Key STATION D: PREDATOR PREY RELATIONS 31. green-smaller #,peaks last_ Limiting Factors 32. red-larger #, peaks first _food supply for prey years _space available ,000 in 1863 _other competing species ,000 in 1887 _enemies of prey 36. # of predators _producers 37. # of prey available _weather conditions STATION E: POPULATION DENSITY cm X 7.3 cm Sampling Techniques =.134 m x.073 cm 10 % rule = 10% at next level sq. meters _Sampling – random, several OO’s per sq. meter _samples, large <>’s per sq. meter _enough level of samples ’s per sq. meter _ annual flowers _Community dynamics –other 47. <> rodents _food webs, abiotic factors

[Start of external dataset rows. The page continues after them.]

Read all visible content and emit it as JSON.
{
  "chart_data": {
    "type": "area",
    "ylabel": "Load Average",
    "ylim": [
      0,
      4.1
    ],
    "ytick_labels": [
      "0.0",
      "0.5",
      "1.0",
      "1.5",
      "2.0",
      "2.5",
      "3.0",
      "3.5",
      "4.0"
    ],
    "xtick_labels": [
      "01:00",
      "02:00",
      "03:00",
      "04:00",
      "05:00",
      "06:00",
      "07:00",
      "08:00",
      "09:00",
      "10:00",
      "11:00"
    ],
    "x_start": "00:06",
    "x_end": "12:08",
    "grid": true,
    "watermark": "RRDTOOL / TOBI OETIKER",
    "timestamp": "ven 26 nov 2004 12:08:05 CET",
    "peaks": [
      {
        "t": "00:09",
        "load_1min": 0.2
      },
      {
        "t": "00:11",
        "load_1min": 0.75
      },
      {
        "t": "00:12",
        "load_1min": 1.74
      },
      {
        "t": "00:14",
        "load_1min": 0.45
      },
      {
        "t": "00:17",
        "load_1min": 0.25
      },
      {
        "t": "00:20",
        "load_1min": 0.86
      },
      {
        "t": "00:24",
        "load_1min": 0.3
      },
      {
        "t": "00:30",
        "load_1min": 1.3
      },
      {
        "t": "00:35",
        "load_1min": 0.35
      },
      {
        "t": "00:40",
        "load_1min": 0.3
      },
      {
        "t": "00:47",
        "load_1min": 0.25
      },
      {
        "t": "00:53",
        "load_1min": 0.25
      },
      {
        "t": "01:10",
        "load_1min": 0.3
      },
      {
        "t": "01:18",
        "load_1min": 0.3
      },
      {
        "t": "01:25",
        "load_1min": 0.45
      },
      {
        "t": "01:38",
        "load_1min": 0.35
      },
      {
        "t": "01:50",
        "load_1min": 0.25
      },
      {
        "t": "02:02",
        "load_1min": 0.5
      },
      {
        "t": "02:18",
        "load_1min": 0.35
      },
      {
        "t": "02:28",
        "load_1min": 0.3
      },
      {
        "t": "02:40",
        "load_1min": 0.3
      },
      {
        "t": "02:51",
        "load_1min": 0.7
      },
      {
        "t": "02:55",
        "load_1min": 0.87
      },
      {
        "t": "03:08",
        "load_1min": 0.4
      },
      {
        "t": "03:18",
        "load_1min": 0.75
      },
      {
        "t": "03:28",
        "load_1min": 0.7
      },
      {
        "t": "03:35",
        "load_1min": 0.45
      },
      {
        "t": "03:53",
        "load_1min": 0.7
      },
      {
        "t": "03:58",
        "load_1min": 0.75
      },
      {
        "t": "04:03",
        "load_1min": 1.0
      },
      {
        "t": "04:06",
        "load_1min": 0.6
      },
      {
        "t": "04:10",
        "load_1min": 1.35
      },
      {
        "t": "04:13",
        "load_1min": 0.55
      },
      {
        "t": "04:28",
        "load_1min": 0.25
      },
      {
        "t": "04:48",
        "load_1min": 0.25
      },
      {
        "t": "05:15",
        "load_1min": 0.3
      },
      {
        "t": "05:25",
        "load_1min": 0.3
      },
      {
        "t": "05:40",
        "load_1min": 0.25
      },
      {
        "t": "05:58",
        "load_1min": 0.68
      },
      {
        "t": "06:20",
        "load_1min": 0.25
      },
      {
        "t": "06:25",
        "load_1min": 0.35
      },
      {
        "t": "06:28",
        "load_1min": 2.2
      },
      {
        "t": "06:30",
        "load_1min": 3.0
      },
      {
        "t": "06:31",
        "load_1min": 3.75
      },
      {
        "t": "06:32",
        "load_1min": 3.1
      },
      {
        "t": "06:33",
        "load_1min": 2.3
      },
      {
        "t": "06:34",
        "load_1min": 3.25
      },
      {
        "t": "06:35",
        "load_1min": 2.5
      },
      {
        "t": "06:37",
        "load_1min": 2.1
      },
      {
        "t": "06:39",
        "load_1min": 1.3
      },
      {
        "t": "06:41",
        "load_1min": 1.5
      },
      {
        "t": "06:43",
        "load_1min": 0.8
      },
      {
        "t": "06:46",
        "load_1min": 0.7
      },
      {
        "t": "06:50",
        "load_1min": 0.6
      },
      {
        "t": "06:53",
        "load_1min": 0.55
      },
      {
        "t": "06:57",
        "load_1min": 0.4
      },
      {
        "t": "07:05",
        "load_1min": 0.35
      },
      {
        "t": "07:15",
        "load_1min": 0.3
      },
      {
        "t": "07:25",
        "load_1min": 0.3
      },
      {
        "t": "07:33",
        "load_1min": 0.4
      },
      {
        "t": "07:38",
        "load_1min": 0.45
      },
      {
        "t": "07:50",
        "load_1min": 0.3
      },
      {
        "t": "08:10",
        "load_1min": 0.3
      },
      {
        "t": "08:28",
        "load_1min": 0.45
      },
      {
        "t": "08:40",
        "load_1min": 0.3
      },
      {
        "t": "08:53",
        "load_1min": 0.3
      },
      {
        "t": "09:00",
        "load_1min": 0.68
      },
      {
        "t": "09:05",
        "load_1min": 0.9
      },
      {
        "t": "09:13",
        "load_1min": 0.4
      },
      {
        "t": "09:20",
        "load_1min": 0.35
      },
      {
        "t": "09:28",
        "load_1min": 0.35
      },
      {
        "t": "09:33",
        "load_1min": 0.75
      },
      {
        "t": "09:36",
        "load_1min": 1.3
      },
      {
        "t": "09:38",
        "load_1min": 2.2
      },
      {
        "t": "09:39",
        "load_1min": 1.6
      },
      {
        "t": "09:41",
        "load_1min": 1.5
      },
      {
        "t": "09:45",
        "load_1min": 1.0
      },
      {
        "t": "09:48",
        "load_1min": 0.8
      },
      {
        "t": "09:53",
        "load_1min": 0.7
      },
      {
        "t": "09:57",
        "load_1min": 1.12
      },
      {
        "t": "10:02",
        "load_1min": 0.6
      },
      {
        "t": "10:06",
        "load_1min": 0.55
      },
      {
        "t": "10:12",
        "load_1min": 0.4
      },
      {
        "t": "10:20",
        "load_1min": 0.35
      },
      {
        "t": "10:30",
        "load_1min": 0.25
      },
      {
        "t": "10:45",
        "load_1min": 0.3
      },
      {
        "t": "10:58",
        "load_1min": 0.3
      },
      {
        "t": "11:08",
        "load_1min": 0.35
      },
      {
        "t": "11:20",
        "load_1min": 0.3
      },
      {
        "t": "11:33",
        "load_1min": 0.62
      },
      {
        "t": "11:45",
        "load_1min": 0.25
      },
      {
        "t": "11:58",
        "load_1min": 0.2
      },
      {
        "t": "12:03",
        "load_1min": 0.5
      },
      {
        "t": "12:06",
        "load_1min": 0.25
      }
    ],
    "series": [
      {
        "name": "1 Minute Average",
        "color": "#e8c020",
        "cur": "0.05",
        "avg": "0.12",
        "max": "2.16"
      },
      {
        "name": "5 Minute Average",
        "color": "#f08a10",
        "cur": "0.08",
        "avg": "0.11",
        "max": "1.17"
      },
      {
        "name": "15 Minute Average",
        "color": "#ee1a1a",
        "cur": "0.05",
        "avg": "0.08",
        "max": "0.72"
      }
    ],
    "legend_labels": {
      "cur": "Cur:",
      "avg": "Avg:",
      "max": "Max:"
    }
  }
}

STATION F: ADAPTIONS Adaptations of Taiga Plants - Trees have upside down cone shape so snow slides off the branches Branches are flexible to hold great amounts of snow and not break Trees grow thin and close together to protect them from cold and wind Needles waxy for protection from freezing temperatures and prevent them from drying out Needles are present year round and deep green to absorb the maximum warmth from the sun Thick bark which does not easily burn and protects inner layers from heat and cones protect the seeds Adaptations of Taiga Animals – –migrate south in winter (birds) –go into hibernation during winter –store extra fat layers on their bodies for winter –change diets from season to season –grow extra fur on the bottom of their feet to tread on snow easier (lynx and snowshoe rabbit) –change fur color and coat thickness from season to season –live under snow in winter in snow tunnels (lemmings, mice, shrews, voles)
Adaptations of Grassland Plants - Grasses have three strata – roots, growth at ground level, and taller foliage Half of growth may be below ground Grazed taller foliage will grow back Taller foliage above ground adapted to withstand strong winds, fires, extreme temperature changes Adaptations of Grassland Animals Long distance vision for predator & prey Eyes of grazing animals well above snout Many are built for speed – live in herds or colonies Small creatures can stand on haunches Some hop up and down or hop long distances Camouflage coloration Underground burrows Birds – strong fliers (strong winds), flight song birds to attract mates in air, nest in tall grass
Station G: Ecological problem Impact of Global Warming on Taiga Litter begins to decompose putting carbon into the atmosphere Increases in forest fires Infestation by bark beetles which is killing the trees and forming tinder to fuel the forest fires and adding more carbon dioxide into the atmosphere Advantages to the health of the prairie biome and benefits to man of restoring natural prairies and prairie farms with perennial food crops – Natural tall grass prairies have good biodiversity and develop very rich soil along with being very productive and supporting a large variety of animals. Annuals like wheat and corn must be planted each year so farmers use much fossil fuel for plow and it must be repeated each year. Perennial crops and native grasses reduce soil erosion, allow greater biodiversity, can be cut each year and will grow again quickly without replanting essentially forever. Biomass from perennials can be used to make bio-fuels without annual tilling, fertilizers, and pesticides so it reduces fuel consumption and pollution of the environment.